50th Anniversary of Group of 77 (G77)

Statement at Event Marking 50th Anniversary of G77

by IAEA Director General Yukiya Amano

Good afternoon, Excellencies, Ladies and Gentlemen,

I am very pleased to speak at this event marking the 50th anniversary of the Group of 77.

The G77 is a very important body within the IAEA. It is effective in making its voice heard. I am grateful for the role which the G77 plays in the work of the Agency and for the support which you have given to the IAEA.

The IAEA is often described as the world's nuclear watchdog. But, in fact, we do much more than helping to prevent the spread of nuclear weapons. An equally important part of our mandate is to make peaceful nuclear science and technology available to all countries, including in the developing world.

We help countries to improve human health, fight cancer and improve nutrition. We help to improve access to electricity. We help to increase food production, manage scarce water resources and monitor environmental pollution. All of these are areas where nuclear techniques have an important role to play.

As a scientific and technical organisation, the IAEA is an important partner in development. Through our technical cooperation programme, we assist developing countries in addressing the basic human needs of their people through technology transfer and capacity-building.

I visit around 30 countries every year.
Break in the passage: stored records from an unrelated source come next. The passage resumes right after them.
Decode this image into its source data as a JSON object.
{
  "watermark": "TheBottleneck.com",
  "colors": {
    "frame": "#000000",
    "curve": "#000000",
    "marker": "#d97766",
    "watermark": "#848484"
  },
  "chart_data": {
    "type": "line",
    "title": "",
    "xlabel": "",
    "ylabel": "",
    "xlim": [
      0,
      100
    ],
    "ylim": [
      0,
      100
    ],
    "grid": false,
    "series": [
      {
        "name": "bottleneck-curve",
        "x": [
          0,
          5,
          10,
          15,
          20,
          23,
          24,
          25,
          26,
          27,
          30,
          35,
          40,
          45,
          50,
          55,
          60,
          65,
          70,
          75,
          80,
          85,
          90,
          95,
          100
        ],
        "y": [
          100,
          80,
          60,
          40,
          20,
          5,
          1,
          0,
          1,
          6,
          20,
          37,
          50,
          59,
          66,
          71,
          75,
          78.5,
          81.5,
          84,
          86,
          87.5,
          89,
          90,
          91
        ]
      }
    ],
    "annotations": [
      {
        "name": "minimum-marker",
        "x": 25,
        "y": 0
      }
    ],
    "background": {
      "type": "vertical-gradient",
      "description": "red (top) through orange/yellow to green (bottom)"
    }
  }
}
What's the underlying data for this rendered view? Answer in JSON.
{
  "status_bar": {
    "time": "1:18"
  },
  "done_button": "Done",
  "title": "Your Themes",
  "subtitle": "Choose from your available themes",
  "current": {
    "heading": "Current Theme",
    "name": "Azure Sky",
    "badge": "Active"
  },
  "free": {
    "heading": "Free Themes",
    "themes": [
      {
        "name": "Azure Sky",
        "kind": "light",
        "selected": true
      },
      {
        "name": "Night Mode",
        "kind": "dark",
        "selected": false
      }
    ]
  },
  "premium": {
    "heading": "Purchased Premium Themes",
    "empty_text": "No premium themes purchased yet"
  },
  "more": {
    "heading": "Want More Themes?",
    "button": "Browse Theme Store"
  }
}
Everywhere I go, I see IAEA technical cooperation projects in action. I meet farmers, fishermen and cancer patients whose lives have changed for the better thanks to the work of the IAEA. This is one of the most gratifying aspects of my work.

The IAEA makes an important and unique contribution to achieving the Millennium Development Goals. This is not always recognised. I am doing my best to raise awareness of our role. I would like to see better recognition of the importance of science and technology, including nuclear related technology, in the global development agenda.

It is, of course, Member States who decide the development agenda. But G77 countries can play a decisive role in raising awareness of the important role of nuclear technology in development.

Ladies and Gentlemen,

The IAEA is embarking on an ambitious project to modernise our nuclear applications laboratories at Seibersdorf, near Vienna. These eight laboratories, which celebrated their own 50th birthday two years ago, are unique within the United Nations system.

They help to meet the development objectives of Member States in food and agriculture, human health, environmental monitoring and the use of nuclear instruments. They carry out applied research and development, as well as providing training and technical and analytical services.

I plan to hold a ground-breaking ceremony in September to formally start construction of the new labs. When finished in a few years' time, the nuclear applications labs will be able to offer even better services to all IAEA Member States, especially to member states of the G77.

On that optimistic note, I will conclude my remarks by warmly congratulating the G77 on its 50th anniversary. I wish you continued success in the decades to come.

Thank you.